• Exercise objective:
Across the data below, how many lines have the word "text" in them? Respond with the number alone.

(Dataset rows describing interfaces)
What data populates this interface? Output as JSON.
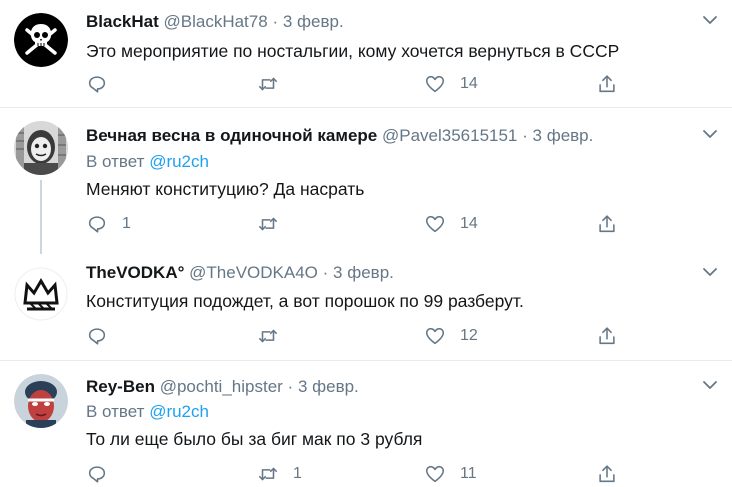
{
  "tweets": [
    {
      "name": "BlackHat",
      "handle": "@BlackHat78",
      "date": "3 февр.",
      "reply_label": "",
      "reply_mention": "",
      "text": "Это мероприятие по ностальгии, кому хочется вернуться в СССР",
      "replies": "",
      "retweets": "",
      "likes": "14",
      "avatar_icon": "pirate-skull-avatar"
    },
    {
      "name": "Вечная весна в одиночной камере",
      "handle": "@Pavel35615151",
      "date": "3 февр.",
      "reply_label": "В ответ",
      "reply_mention": "@ru2ch",
      "text": "Меняют конституцию? Да насрать",
      "replies": "1",
      "retweets": "",
      "likes": "14",
      "avatar_icon": "masked-face-avatar"
    },
    {
      "name": "TheVODKA°",
      "handle": "@TheVODKA4O",
      "date": "3 февр.",
      "reply_label": "",
      "reply_mention": "",
      "text": "Конституция подождет, а вот порошок по 99 разберут.",
      "replies": "",
      "retweets": "",
      "likes": "12",
      "avatar_icon": "crown-avatar"
    },
    {
      "name": "Rey-Ben",
      "handle": "@pochti_hipster",
      "date": "3 февр.",
      "reply_label": "В ответ",
      "reply_mention": "@ru2ch",
      "text": "То ли еще было бы за биг мак по 3 рубля",
      "replies": "",
      "retweets": "1",
      "likes": "11",
      "avatar_icon": "painted-face-avatar"
    }
  ],
  "separator": "·",
  "colors": {
    "text": "#14171a",
    "muted": "#657786",
    "link": "#1da1f2",
    "divider": "#e6ecf0"
  }
}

• Your solution:
5